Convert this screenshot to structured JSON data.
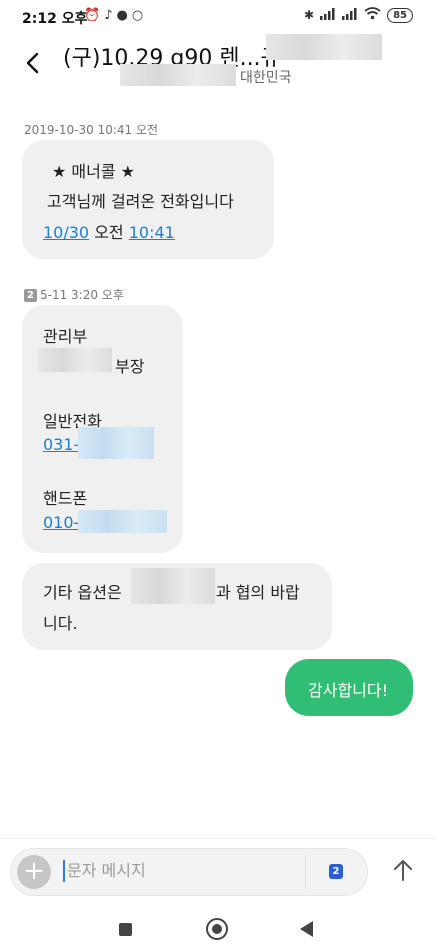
{
  "status_bar": {
    "time": "2:12 오후",
    "battery": "85",
    "left_icons": [
      "alarm-icon",
      "tiktok-icon",
      "chat-icon",
      "circle-icon"
    ],
    "right_icons": [
      "bluetooth-icon",
      "signal-icon",
      "signal-icon",
      "wifi-icon"
    ]
  },
  "header": {
    "title": "(구)10.29 g90 렌...규",
    "subtitle": "대한민국",
    "back_icon": "chevron-left-icon"
  },
  "messages": [
    {
      "timestamp": "2019-10-30 10:41 오전",
      "direction": "incoming",
      "lines": [
        "★ 매너콜 ★",
        "고객님께 걸려온 전화입니다"
      ],
      "date_link": "10/30",
      "ampm": "오전",
      "time_link": "10:41"
    },
    {
      "timestamp": "5-11 3:20 오후",
      "sim": "2",
      "direction": "incoming",
      "dept": "관리부",
      "position": "부장",
      "phone_label": "일반전화",
      "phone_prefix": "031-",
      "mobile_label": "핸드폰",
      "mobile_prefix": "010-"
    },
    {
      "direction": "incoming",
      "line1_prefix": "기타 옵션은",
      "line1_suffix": "과 협의 바랍",
      "line2": "니다."
    },
    {
      "direction": "outgoing",
      "text": "감사합니다!"
    }
  ],
  "composer": {
    "placeholder": "문자 메시지",
    "sim": "2",
    "plus_icon": "plus-icon",
    "send_icon": "arrow-up-icon"
  },
  "nav": {
    "icons": [
      "recent-apps-icon",
      "home-icon",
      "back-icon"
    ]
  },
  "colors": {
    "incoming_bubble": "#f0f0f0",
    "outgoing_bubble": "#2fbe74",
    "link": "#1f7fc5",
    "cursor": "#2c7be5",
    "sim_badge": "#2b5fd6"
  }
}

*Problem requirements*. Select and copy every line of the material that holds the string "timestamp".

*Result below*.
      "timestamp": "2019-10-30 10:41 오전",
      "timestamp": "5-11 3:20 오후",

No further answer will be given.